Once you save the configuration, a new build will be kicked off automatically.

4. Build results

After a build is triggered, it can be in the following states:

  • queued - the build is queued waiting for resources to be freed up.
  • building - the build is running the predefined tasks.
  • succeeded - the build is completed and it succeeded.
  • failed - the build completed but it failed. You can troubleshoot what went wrong by inspecting the build logs.
  • canceled - the build was canceled by a user action or it timed out

4.1. Build logs

For a completed build (succeeded or failed), download the logs to understand more about how the build went. App Center provides an archive with the following files:

|-- 1_build.txt (this is the general build log)
|-- build (this folder contains a separate log file for each build step)
    |-- <build-step-1> (e.g. 2_Get Sources.txt)
    |-- <build-step-2> (e.g. 3_Pod install.txt)
    |--
    |-- <build-step-n> (e.g. n_Post Job Cleanup.txt)

The build step-specific logs (located in the build/ directory of the archive) are helpful for troubleshooting and understanding in what step and why the build failed.

4.2. The app (.ipa)

The .ipa file is an iOS device application archive file that contains the iOS app.

  • Unsigned builds won't produce an .ipa file. The artifact of an unsigned build is the .xcarchive file that can be used to generate an .ipa file with the Xcode Archives organizer.
  • If the build is signed correctly, the .ipa file can be installed on a real device corresponding to the provisioning profile used when signing. More details about code signing and distribution with App Center can be found in App Center's iOS code signing documentation.
  • If the build hasn't been signed, the .ipa file can be signed by the developer (for example, locally using codesign) or used for other purposes (for example, upload to Test service for UI testing on real devices or run in the simulator).

4.3. The symbols file (.dsym)

The .dsym files contain the debug symbols for the app.

  • If you've previously integrated the App Center SDK in your app with the crash reporting module enabled, the crash reporting service requires this .dsym file for a build to display human readable (symbolicated) crash reports.
  • If you've previously integrated another SDK for crash reporting purposes in your app (for example, HockeyApp SDK), the corresponding service requires the .dsym file to display human readable crash reports.

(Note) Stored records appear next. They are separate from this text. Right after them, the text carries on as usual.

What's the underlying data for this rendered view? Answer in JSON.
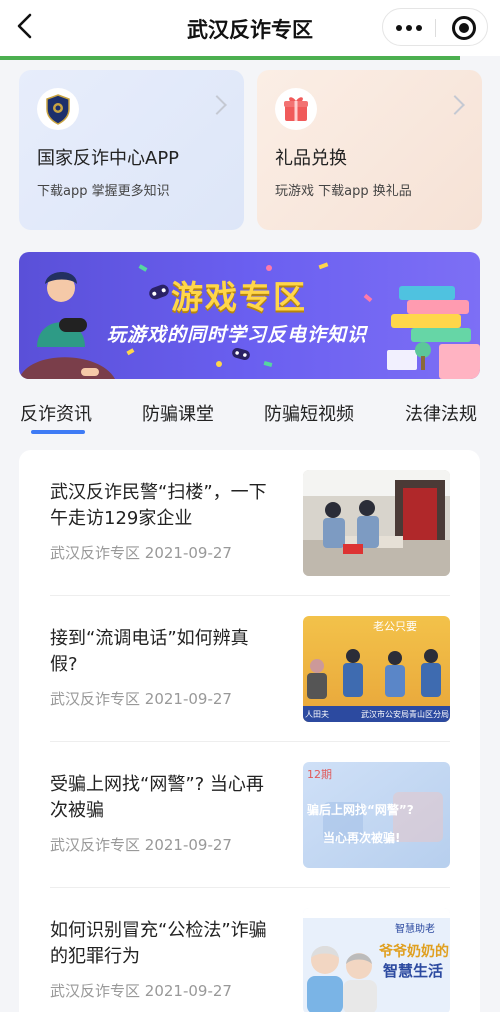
{
  "header": {
    "title": "武汉反诈专区"
  },
  "cards": [
    {
      "title": "国家反诈中心APP",
      "subtitle": "下载app 掌握更多知识",
      "icon": "police-badge-icon"
    },
    {
      "title": "礼品兑换",
      "subtitle": "玩游戏 下载app 换礼品",
      "icon": "gift-icon"
    }
  ],
  "banner": {
    "title": "游戏专区",
    "subtitle": "玩游戏的同时学习反电诈知识"
  },
  "tabs": [
    "反诈资讯",
    "防骗课堂",
    "防骗短视频",
    "法律法规"
  ],
  "articles": [
    {
      "title": "武汉反诈民警“扫楼”，一下午走访129家企业",
      "source": "武汉反诈专区",
      "date": "2021-09-27"
    },
    {
      "title": "接到“流调电话”如何辨真假?",
      "source": "武汉反诈专区",
      "date": "2021-09-27"
    },
    {
      "title": "受骗上网找“网警”? 当心再次被骗",
      "source": "武汉反诈专区",
      "date": "2021-09-27"
    },
    {
      "title": "如何识别冒充“公检法”诈骗的犯罪行为",
      "source": "武汉反诈专区",
      "date": "2021-09-27"
    }
  ],
  "thumb_text": {
    "a2_top": "老公只要",
    "a2_bottom": "武汉市公安局青山区分局",
    "a2_left": "人田夫",
    "a3_top": "12期",
    "a3_mid": "骗后上网找“网警”?",
    "a3_bot": "当心再次被骗!",
    "a4_top": "智慧助老",
    "a4_mid": "爷爷奶奶的",
    "a4_bot": "智慧生活"
  },
  "colors": {
    "accent": "#3e7bf5",
    "progress": "#4caf50",
    "banner_title": "#ffd64a"
  }
}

Keep in mind that the .dsym files don't change upon code signing the .ipa. If you decide to code sign the build later, the .dsym generated before code signing is still valid.

Supported versions and requirements

Build machine Xcode version details are updated each time a new version of Xcode is added. We keep an eye on the latest versions released by Apple and include them as soon as possible on the VMs used to run the builds.